» **WHAT THE EXERCISE ASKS**: Please return each record exactly as it stands.

» **PROVIDED MATERIAL**:
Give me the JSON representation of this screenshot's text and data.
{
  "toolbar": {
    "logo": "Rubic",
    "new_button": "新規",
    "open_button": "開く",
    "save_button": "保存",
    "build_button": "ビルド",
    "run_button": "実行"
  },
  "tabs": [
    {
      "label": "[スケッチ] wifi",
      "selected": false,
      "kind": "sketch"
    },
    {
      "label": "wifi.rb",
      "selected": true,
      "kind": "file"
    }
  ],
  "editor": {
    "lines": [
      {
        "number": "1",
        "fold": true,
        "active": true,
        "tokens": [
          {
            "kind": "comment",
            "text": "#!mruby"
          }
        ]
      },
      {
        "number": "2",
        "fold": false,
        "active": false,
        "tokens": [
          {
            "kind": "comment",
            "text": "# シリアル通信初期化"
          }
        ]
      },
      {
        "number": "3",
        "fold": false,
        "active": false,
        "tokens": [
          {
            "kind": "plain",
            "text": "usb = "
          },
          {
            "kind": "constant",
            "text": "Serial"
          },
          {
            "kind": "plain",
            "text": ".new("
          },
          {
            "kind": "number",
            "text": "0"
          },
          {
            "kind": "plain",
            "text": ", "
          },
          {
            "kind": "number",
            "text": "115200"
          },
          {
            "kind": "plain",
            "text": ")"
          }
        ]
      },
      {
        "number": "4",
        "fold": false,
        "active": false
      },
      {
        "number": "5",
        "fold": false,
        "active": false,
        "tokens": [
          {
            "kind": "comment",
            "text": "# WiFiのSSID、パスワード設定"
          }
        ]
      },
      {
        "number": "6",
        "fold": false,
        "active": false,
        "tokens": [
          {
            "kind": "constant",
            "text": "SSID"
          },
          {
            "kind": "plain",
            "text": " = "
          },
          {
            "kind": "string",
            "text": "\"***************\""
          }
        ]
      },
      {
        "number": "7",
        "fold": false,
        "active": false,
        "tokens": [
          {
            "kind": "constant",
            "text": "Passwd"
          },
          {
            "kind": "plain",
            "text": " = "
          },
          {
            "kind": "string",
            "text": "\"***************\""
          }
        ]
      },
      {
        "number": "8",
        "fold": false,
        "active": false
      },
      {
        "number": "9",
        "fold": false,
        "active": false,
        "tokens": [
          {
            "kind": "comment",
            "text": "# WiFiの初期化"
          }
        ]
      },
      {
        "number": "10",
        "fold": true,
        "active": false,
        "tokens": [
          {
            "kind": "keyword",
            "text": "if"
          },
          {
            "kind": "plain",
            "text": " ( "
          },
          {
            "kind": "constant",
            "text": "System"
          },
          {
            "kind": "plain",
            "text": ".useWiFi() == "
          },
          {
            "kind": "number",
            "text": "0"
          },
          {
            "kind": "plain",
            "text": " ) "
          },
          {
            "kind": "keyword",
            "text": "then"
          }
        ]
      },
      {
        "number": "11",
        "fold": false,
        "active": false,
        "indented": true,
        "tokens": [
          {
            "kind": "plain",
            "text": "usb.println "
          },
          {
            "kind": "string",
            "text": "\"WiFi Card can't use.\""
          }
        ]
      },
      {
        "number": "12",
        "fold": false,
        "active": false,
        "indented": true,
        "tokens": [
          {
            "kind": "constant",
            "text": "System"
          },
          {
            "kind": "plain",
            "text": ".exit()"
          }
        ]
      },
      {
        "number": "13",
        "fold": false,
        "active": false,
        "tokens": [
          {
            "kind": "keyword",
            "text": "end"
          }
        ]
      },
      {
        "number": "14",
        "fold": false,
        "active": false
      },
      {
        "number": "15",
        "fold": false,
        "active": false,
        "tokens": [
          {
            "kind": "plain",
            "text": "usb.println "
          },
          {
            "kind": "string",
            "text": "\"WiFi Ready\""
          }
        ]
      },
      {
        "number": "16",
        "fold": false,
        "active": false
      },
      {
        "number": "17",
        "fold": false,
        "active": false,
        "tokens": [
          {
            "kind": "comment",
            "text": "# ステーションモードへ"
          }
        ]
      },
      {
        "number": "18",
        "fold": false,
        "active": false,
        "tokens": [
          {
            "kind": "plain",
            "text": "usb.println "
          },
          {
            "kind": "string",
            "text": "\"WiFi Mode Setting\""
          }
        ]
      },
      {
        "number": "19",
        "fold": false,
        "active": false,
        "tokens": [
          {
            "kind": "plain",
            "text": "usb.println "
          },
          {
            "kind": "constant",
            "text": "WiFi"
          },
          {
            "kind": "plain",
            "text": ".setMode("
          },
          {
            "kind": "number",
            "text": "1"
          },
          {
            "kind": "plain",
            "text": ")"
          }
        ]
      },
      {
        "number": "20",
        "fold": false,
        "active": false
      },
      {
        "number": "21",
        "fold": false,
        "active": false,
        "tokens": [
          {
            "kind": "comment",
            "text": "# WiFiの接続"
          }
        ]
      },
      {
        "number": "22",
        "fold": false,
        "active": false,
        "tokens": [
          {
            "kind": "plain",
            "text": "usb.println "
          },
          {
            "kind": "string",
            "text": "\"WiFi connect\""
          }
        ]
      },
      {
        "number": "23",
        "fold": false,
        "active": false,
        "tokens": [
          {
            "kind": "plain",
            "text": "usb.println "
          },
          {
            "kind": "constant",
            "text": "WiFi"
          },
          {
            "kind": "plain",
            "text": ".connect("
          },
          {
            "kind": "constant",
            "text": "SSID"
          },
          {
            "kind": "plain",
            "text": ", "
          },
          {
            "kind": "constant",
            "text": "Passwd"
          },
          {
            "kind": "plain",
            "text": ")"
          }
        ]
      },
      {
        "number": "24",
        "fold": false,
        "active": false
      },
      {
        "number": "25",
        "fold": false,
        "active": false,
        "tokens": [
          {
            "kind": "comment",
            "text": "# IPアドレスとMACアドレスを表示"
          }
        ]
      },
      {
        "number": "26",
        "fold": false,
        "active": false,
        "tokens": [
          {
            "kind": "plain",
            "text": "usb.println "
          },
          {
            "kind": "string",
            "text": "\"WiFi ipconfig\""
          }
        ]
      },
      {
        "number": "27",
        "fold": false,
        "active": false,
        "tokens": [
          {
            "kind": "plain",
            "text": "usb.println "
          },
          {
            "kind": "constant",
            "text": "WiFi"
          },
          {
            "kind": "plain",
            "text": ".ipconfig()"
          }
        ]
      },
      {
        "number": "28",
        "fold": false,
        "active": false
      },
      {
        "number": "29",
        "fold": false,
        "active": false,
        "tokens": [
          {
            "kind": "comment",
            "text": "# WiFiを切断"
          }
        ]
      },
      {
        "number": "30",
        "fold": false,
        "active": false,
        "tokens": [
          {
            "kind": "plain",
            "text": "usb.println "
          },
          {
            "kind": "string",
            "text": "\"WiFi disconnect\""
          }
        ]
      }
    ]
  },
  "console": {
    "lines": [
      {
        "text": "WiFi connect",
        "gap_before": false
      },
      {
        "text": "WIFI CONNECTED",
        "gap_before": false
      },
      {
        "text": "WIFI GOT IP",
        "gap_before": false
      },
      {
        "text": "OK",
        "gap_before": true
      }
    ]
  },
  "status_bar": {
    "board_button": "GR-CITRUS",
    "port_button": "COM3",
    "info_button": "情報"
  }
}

» **EXPECTED ANSWER**:
Give me the JSON representation of this screenshot's text and data.
{
  "toolbar": {
    "logo": "Rubic",
    "new_button": "新規",
    "open_button": "開く",
    "save_button": "保存",
    "build_button": "ビルド",
    "run_button": "実行"
  },
  "tabs": [
    {
      "label": "[スケッチ] wifi",
      "selected": false,
      "kind": "sketch"
    },
    {
      "label": "wifi.rb",
      "selected": true,
      "kind": "file"
    }
  ],
  "editor": {
    "lines": [
      {
        "number": "1",
        "fold": true,
        "active": true,
        "tokens": [
          {
            "kind": "comment",
            "text": "#!mruby"
          }
        ]
      },
      {
        "number": "2",
        "fold": false,
        "active": false,
        "tokens": [
          {
            "kind": "comment",
            "text": "# シリアル通信初期化"
          }
        ]
      },
      {
        "number": "3",
        "fold": false,
        "active": false,
        "tokens": [
          {
            "kind": "plain",
            "text": "usb = "
          },
          {
            "kind": "constant",
            "text": "Serial"
          },
          {
            "kind": "plain",
            "text": ".new("
          },
          {
            "kind": "number",
            "text": "0"
          },
          {
            "kind": "plain",
            "text": ", "
          },
          {
            "kind": "number",
            "text": "115200"
          },
          {
            "kind": "plain",
            "text": ")"
          }
        ]
      },
      {
        "number": "4",
        "fold": false,
        "active": false
      },
      {
        "number": "5",
        "fold": false,
        "active": false,
        "tokens": [
          {
            "kind": "comment",
            "text": "# WiFiのSSID、パスワード設定"
          }
        ]
      },
      {
        "number": "6",
        "fold": false,
        "active": false,
        "tokens": [
          {
            "kind": "constant",
            "text": "SSID"
          },
          {
            "kind": "plain",
            "text": " = "
          },
          {
            "kind": "string",
            "text": "\"***************\""
          }
        ]
      },
      {
        "number": "7",
        "fold": false,
        "active": false,
        "tokens": [
          {
            "kind": "constant",
            "text": "Passwd"
          },
          {
            "kind": "plain",
            "text": " = "
          },
          {
            "kind": "string",
            "text": "\"***************\""
          }
        ]
      },
      {
        "number": "8",
        "fold": false,
        "active": false
      },
      {
        "number": "9",
        "fold": false,
        "active": false,
        "tokens": [
          {
            "kind": "comment",
            "text": "# WiFiの初期化"
          }
        ]
      },
      {
        "number": "10",
        "fold": true,
        "active": false,
        "tokens": [
          {
            "kind": "keyword",
            "text": "if"
          },
          {
            "kind": "plain",
            "text": " ( "
          },
          {
            "kind": "constant",
            "text": "System"
          },
          {
            "kind": "plain",
            "text": ".useWiFi() == "
          },
          {
            "kind": "number",
            "text": "0"
          },
          {
            "kind": "plain",
            "text": " ) "
          },
          {
            "kind": "keyword",
            "text": "then"
          }
        ]
      },
      {
        "number": "11",
        "fold": false,
        "active": false,
        "indented": true,
        "tokens": [
          {
            "kind": "plain",
            "text": "usb.println "
          },
          {
            "kind": "string",
            "text": "\"WiFi Card can't use.\""
          }
        ]
      },
      {
        "number": "12",
        "fold": false,
        "active": false,
        "indented": true,
        "tokens": [
          {
            "kind": "constant",
            "text": "System"
          },
          {
            "kind": "plain",
            "text": ".exit()"
          }
        ]
      },
      {
        "number": "13",
        "fold": false,
        "active": false,
        "tokens": [
          {
            "kind": "keyword",
            "text": "end"
          }
        ]
      },
      {
        "number": "14",
        "fold": false,
        "active": false
      },
      {
        "number": "15",
        "fold": false,
        "active": false,
        "tokens": [
          {
            "kind": "plain",
            "text": "usb.println "
          },
          {
            "kind": "string",
            "text": "\"WiFi Ready\""
          }
        ]
      },
      {
        "number": "16",
        "fold": false,
        "active": false
      },
      {
        "number": "17",
        "fold": false,
        "active": false,
        "tokens": [
          {
            "kind": "comment",
            "text": "# ステーションモードへ"
          }
        ]
      },
      {
        "number": "18",
        "fold": false,
        "active": false,
        "tokens": [
          {
            "kind": "plain",
            "text": "usb.println "
          },
          {
            "kind": "string",
            "text": "\"WiFi Mode Setting\""
          }
        ]
      },
      {
        "number": "19",
        "fold": false,
        "active": false,
        "tokens": [
          {
            "kind": "plain",
            "text": "usb.println "
          },
          {
            "kind": "constant",
            "text": "WiFi"
          },
          {
            "kind": "plain",
            "text": ".setMode("
          },
          {
            "kind": "number",
            "text": "1"
          },
          {
            "kind": "plain",
            "text": ")"
          }
        ]
      },
      {
        "number": "20",
        "fold": false,
        "active": false
      },
      {
        "number": "21",
        "fold": false,
        "active": false,
        "tokens": [
          {
            "kind": "comment",
            "text": "# WiFiの接続"
          }
        ]
      },
      {
        "number": "22",
        "fold": false,
        "active": false,
        "tokens": [
          {
            "kind": "plain",
            "text": "usb.println "
          },
          {
            "kind": "string",
            "text": "\"WiFi connect\""
          }
        ]
      },
      {
        "number": "23",
        "fold": false,
        "active": false,
        "tokens": [
          {
            "kind": "plain",
            "text": "usb.println "
          },
          {
            "kind": "constant",
            "text": "WiFi"
          },
          {
            "kind": "plain",
            "text": ".connect("
          },
          {
            "kind": "constant",
            "text": "SSID"
          },
          {
            "kind": "plain",
            "text": ", "
          },
          {
            "kind": "constant",
            "text": "Passwd"
          },
          {
            "kind": "plain",
            "text": ")"
          }
        ]
      },
      {
        "number": "24",
        "fold": false,
        "active": false
      },
      {
        "number": "25",
        "fold": false,
        "active": false,
        "tokens": [
          {
            "kind": "comment",
            "text": "# IPアドレスとMACアドレスを表示"
          }
        ]
      },
      {
        "number": "26",
        "fold": false,
        "active": false,
        "tokens": [
          {
            "kind": "plain",
            "text": "usb.println "
          },
          {
            "kind": "string",
            "text": "\"WiFi ipconfig\""
          }
        ]
      },
      {
        "number": "27",
        "fold": false,
        "active": false,
        "tokens": [
          {
            "kind": "plain",
            "text": "usb.println "
          },
          {
            "kind": "constant",
            "text": "WiFi"
          },
          {
            "kind": "plain",
            "text": ".ipconfig()"
          }
        ]
      },
      {
        "number": "28",
        "fold": false,
        "active": false
      },
      {
        "number": "29",
        "fold": false,
        "active": false,
        "tokens": [
          {
            "kind": "comment",
            "text": "# WiFiを切断"
          }
        ]
      },
      {
        "number": "30",
        "fold": false,
        "active": false,
        "tokens": [
          {
            "kind": "plain",
            "text": "usb.println "
          },
          {
            "kind": "string",
            "text": "\"WiFi disconnect\""
          }
        ]
      }
    ]
  },
  "console": {
    "lines": [
      {
        "text": "WiFi connect",
        "gap_before": false
      },
      {
        "text": "WIFI CONNECTED",
        "gap_before": false
      },
      {
        "text": "WIFI GOT IP",
        "gap_before": false
      },
      {
        "text": "OK",
        "gap_before": true
      }
    ]
  },
  "status_bar": {
    "board_button": "GR-CITRUS",
    "port_button": "COM3",
    "info_button": "情報"
  }
}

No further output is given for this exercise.